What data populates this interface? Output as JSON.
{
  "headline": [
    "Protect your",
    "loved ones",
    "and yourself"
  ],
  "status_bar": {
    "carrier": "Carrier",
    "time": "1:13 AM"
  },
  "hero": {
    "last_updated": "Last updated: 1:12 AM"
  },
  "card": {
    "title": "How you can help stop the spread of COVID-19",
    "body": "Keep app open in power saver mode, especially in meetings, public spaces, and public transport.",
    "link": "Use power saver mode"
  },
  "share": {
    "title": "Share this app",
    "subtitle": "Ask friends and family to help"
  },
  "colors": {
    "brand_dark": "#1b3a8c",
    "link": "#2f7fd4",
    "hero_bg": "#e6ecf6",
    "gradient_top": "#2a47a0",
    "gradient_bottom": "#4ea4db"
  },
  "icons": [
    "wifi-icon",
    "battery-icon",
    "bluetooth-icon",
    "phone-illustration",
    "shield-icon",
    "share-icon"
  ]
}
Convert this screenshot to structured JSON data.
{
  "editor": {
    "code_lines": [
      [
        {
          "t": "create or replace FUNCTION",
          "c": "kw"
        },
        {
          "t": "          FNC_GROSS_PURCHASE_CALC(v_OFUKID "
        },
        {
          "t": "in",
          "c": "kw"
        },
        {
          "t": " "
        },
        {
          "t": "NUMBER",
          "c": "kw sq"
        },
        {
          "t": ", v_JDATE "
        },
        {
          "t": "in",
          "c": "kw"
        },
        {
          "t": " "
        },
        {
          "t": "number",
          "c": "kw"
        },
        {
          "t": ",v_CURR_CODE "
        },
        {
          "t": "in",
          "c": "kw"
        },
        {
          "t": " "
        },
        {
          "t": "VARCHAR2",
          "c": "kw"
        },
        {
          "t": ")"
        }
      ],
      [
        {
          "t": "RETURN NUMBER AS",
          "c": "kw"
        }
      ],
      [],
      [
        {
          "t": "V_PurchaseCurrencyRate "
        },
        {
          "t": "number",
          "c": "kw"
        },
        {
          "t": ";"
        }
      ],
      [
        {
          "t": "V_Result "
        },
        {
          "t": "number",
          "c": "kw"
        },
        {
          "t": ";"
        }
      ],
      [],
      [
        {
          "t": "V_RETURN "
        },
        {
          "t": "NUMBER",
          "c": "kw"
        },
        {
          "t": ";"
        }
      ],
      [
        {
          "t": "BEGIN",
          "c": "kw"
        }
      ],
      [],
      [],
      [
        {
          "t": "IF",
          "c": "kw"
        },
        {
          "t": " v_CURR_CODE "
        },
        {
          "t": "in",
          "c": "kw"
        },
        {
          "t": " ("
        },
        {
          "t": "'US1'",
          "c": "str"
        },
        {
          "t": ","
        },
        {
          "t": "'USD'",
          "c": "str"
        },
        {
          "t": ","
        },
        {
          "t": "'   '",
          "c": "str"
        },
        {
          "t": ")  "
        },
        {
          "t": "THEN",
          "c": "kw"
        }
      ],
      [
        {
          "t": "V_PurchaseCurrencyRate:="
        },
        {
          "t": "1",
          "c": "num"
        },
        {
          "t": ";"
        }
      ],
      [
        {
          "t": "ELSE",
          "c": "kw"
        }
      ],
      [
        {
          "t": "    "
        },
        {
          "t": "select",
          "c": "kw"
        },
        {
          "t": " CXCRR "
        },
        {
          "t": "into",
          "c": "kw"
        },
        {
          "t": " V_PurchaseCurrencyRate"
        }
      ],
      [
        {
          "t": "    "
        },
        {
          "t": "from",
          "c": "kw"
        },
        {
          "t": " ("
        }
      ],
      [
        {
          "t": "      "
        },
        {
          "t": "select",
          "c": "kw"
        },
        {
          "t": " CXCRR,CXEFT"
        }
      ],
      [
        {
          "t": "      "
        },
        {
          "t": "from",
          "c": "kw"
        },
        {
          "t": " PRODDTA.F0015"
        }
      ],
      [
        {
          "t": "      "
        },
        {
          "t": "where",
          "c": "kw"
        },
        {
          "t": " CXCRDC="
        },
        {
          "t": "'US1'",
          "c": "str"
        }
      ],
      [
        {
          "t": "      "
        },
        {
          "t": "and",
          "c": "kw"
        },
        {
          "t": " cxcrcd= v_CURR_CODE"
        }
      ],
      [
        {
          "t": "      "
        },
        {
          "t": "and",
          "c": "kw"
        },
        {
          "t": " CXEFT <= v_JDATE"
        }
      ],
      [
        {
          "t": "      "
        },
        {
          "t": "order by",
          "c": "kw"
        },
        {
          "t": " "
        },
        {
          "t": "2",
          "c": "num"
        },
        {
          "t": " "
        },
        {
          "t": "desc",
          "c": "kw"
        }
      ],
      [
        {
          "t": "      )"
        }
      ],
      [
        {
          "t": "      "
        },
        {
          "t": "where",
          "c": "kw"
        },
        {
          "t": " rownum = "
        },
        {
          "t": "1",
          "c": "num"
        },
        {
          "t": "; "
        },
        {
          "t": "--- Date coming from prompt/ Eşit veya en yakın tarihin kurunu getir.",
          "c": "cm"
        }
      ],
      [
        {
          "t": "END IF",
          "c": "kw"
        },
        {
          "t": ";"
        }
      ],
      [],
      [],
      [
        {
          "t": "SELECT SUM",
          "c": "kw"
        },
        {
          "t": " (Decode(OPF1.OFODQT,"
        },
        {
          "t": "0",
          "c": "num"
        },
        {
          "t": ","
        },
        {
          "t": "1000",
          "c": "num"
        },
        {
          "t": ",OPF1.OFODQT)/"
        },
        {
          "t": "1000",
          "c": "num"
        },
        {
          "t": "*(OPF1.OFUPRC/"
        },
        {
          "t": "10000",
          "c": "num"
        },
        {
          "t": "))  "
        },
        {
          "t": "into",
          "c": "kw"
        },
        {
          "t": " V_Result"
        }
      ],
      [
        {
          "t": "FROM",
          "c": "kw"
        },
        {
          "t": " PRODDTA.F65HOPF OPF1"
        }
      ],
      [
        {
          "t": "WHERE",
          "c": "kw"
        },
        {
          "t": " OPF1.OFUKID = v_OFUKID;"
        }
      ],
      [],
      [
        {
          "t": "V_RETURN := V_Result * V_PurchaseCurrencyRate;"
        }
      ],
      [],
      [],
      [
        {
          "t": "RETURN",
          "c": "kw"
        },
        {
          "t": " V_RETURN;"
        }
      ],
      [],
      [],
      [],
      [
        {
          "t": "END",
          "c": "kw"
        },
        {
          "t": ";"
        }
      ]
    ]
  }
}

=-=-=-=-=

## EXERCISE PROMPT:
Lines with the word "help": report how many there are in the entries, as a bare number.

## EXERCISE RESPONSE:
2